◆ **Data**:

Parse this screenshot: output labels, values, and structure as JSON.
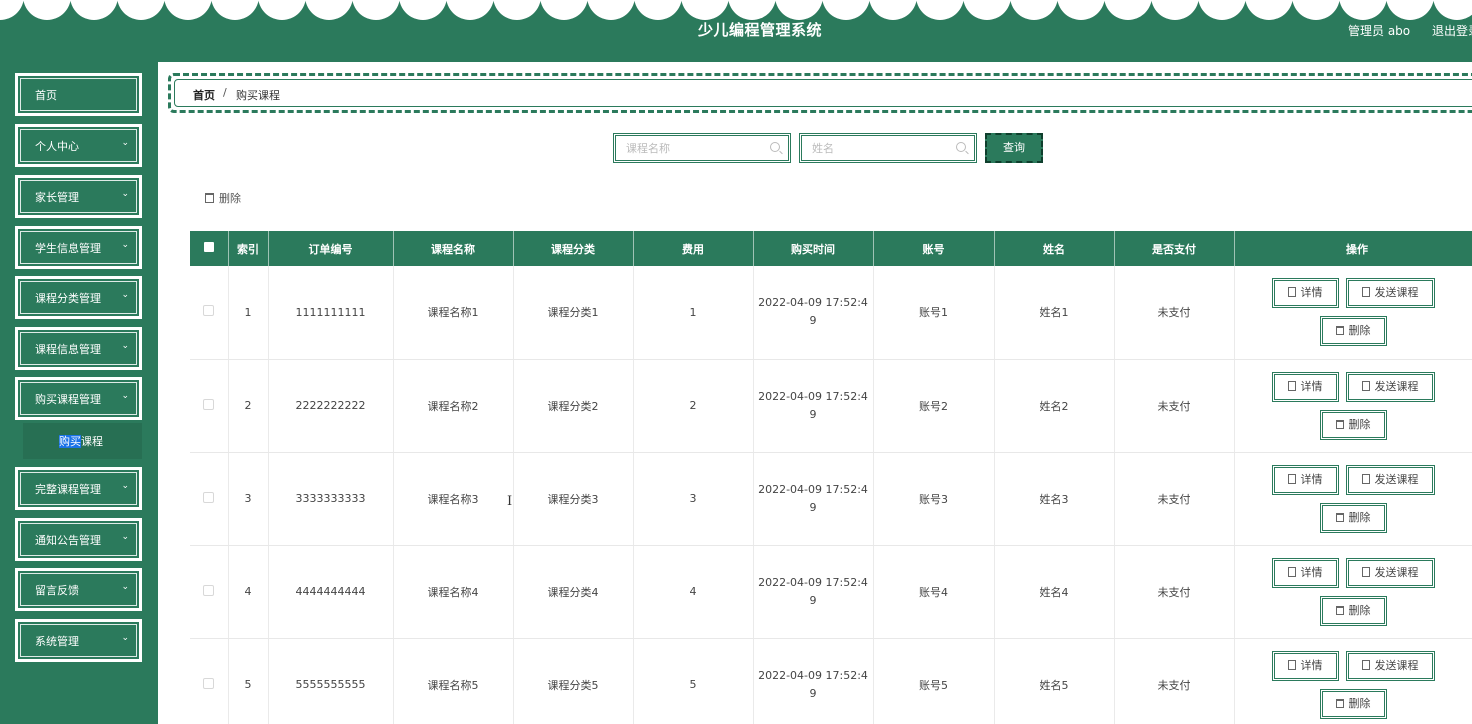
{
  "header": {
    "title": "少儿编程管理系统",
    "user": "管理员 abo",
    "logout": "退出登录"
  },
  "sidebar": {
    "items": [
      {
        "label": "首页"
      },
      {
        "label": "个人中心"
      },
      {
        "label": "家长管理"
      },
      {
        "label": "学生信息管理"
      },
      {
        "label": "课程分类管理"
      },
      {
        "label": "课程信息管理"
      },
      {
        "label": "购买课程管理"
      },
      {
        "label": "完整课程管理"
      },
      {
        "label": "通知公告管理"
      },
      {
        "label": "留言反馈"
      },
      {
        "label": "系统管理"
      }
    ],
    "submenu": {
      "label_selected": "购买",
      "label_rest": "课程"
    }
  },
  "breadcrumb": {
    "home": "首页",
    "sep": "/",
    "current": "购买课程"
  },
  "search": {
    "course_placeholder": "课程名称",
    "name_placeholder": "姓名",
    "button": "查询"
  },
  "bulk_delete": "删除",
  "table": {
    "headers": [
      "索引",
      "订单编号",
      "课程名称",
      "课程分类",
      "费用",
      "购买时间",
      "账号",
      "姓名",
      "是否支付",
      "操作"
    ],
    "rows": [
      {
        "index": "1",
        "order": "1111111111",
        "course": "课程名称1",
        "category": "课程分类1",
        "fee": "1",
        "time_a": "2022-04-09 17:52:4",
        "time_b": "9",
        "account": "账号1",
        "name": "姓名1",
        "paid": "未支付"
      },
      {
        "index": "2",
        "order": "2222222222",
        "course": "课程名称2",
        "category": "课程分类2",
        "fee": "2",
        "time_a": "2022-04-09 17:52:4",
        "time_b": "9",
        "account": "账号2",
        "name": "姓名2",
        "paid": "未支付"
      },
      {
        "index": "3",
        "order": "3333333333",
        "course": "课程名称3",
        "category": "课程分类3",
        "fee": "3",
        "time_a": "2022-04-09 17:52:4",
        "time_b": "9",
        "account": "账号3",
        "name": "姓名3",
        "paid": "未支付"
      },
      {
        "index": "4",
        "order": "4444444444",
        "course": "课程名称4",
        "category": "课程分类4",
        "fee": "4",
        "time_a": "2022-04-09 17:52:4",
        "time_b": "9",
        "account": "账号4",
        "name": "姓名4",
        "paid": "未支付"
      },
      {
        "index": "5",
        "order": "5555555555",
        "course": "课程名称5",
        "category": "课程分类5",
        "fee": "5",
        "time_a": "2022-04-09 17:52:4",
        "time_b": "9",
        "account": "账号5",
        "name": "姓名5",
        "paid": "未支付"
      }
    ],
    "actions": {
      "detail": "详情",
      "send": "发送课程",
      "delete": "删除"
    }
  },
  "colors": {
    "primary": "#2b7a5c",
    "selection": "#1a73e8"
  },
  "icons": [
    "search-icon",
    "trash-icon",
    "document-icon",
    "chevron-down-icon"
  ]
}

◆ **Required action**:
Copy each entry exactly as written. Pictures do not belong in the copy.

◆ **Solution to the exercise**:
Parse this screenshot: output labels, values, and structure as JSON.
{
  "header": {
    "title": "少儿编程管理系统",
    "user": "管理员 abo",
    "logout": "退出登录"
  },
  "sidebar": {
    "items": [
      {
        "label": "首页"
      },
      {
        "label": "个人中心"
      },
      {
        "label": "家长管理"
      },
      {
        "label": "学生信息管理"
      },
      {
        "label": "课程分类管理"
      },
      {
        "label": "课程信息管理"
      },
      {
        "label": "购买课程管理"
      },
      {
        "label": "完整课程管理"
      },
      {
        "label": "通知公告管理"
      },
      {
        "label": "留言反馈"
      },
      {
        "label": "系统管理"
      }
    ],
    "submenu": {
      "label_selected": "购买",
      "label_rest": "课程"
    }
  },
  "breadcrumb": {
    "home": "首页",
    "sep": "/",
    "current": "购买课程"
  },
  "search": {
    "course_placeholder": "课程名称",
    "name_placeholder": "姓名",
    "button": "查询"
  },
  "bulk_delete": "删除",
  "table": {
    "headers": [
      "索引",
      "订单编号",
      "课程名称",
      "课程分类",
      "费用",
      "购买时间",
      "账号",
      "姓名",
      "是否支付",
      "操作"
    ],
    "rows": [
      {
        "index": "1",
        "order": "1111111111",
        "course": "课程名称1",
        "category": "课程分类1",
        "fee": "1",
        "time_a": "2022-04-09 17:52:4",
        "time_b": "9",
        "account": "账号1",
        "name": "姓名1",
        "paid": "未支付"
      },
      {
        "index": "2",
        "order": "2222222222",
        "course": "课程名称2",
        "category": "课程分类2",
        "fee": "2",
        "time_a": "2022-04-09 17:52:4",
        "time_b": "9",
        "account": "账号2",
        "name": "姓名2",
        "paid": "未支付"
      },
      {
        "index": "3",
        "order": "3333333333",
        "course": "课程名称3",
        "category": "课程分类3",
        "fee": "3",
        "time_a": "2022-04-09 17:52:4",
        "time_b": "9",
        "account": "账号3",
        "name": "姓名3",
        "paid": "未支付"
      },
      {
        "index": "4",
        "order": "4444444444",
        "course": "课程名称4",
        "category": "课程分类4",
        "fee": "4",
        "time_a": "2022-04-09 17:52:4",
        "time_b": "9",
        "account": "账号4",
        "name": "姓名4",
        "paid": "未支付"
      },
      {
        "index": "5",
        "order": "5555555555",
        "course": "课程名称5",
        "category": "课程分类5",
        "fee": "5",
        "time_a": "2022-04-09 17:52:4",
        "time_b": "9",
        "account": "账号5",
        "name": "姓名5",
        "paid": "未支付"
      }
    ],
    "actions": {
      "detail": "详情",
      "send": "发送课程",
      "delete": "删除"
    }
  },
  "colors": {
    "primary": "#2b7a5c",
    "selection": "#1a73e8"
  },
  "icons": [
    "search-icon",
    "trash-icon",
    "document-icon",
    "chevron-down-icon"
  ]
}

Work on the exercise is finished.